December 18, 2008
Three near-invisible drawings discovered on back of Da Vinci masterpiece
Adam Sage in Paris
The French art world is in a frenzy of speculation today after the strange discovery of three almost invisible drawings on the back of a masterpiece by Leonardo da Vinci in the Louvre museum.
The mysterious sketches, which were found when the painting, Virgin and Child With Saint Anne, was taken down for experts to determine whether it could be restored, may be by the Renaissance artist himself, according to the museum in Paris.
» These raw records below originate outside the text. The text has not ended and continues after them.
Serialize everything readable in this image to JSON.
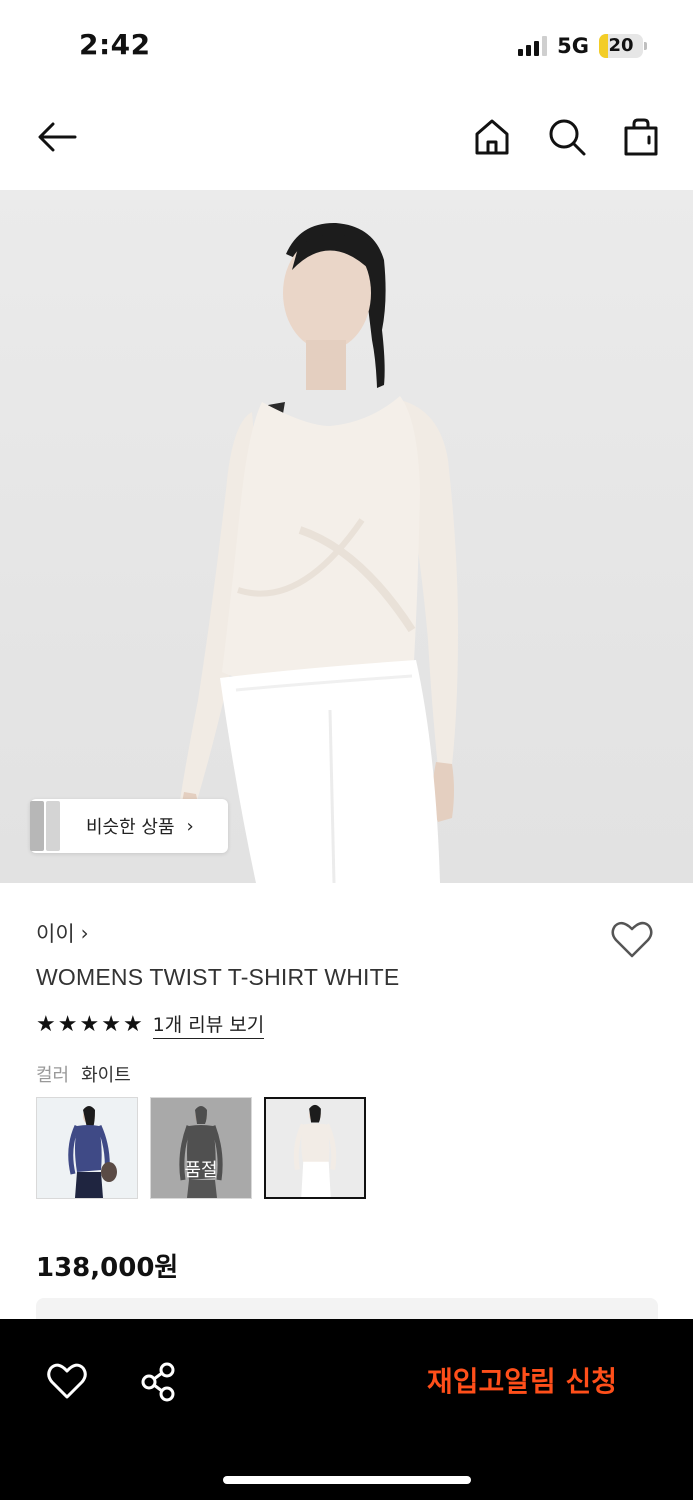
{
  "status_bar": {
    "time": "2:42",
    "network": "5G",
    "battery": "20",
    "battery_level": 0.2,
    "battery_color": "#f3cd27",
    "signal_icon": "signal-bars-icon"
  },
  "nav": {
    "back_icon": "arrow-left-icon",
    "home_icon": "home-icon",
    "search_icon": "search-icon",
    "bag_icon": "shopping-bag-icon"
  },
  "hero": {
    "similar_label": "비슷한 상품",
    "similar_arrow": "›"
  },
  "product": {
    "brand": "이이",
    "brand_arrow": "›",
    "name": "WOMENS TWIST T-SHIRT WHITE",
    "rating": 5,
    "stars": [
      "★",
      "★",
      "★",
      "★",
      "★"
    ],
    "review_link": "1개 리뷰 보기",
    "color_label": "컬러",
    "color_value": "화이트",
    "swatches": [
      {
        "color": "#3f4a86",
        "soldout": false,
        "selected": false
      },
      {
        "color": "#1f1f1f",
        "soldout": true,
        "soldout_label": "품절",
        "selected": false
      },
      {
        "color": "#f2ece6",
        "soldout": false,
        "selected": true
      }
    ],
    "price": "138,000원"
  },
  "bottom_bar": {
    "wishlist_icon": "heart-icon",
    "share_icon": "share-icon",
    "restock_label": "재입고알림 신청",
    "accent_color": "#ff4f1a"
  }
}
Although the discovery is reminiscent of Dan Brown's Da Vinci Code, art experts said that the drawings would not have contained a hidden message from the painter.
They say that Da Vinci sketched out his ideas on whatever came to hand, and might have used the planks of poplar wood that formed the backing for the work, which dates from the 1500s.
If he were confirmed as the author, the drawings could help to give an exact date to the work, which is often considered as his artistic testament.
They were detected in September after Sylvain Laveissière, a curator at the Louvre, noticed that some of the grey marks behind Virgin and Child With Saint Anne resembled a horse's head.
A photograph with an infrared camera in the Louvre's laboratory confirmed his suspicion and found two other sketches invisible to the naked human eye next to the horse's head.
These were of a human skull and of the infant Jesus with a Lamb — a drawing reminiscent of the celebrated painting on the other side of the popular boards.
"They were not meant to be kept," said Bruno Mottin, a specialist at the Louvre's art laboratory. "They had been largely wiped out, which explains why no one had notived them until now."
The Louvre said in a statement: "This is an exceptional discovery as sketches on backs of works are very rare and there is no known example of one from Leonardo to this day."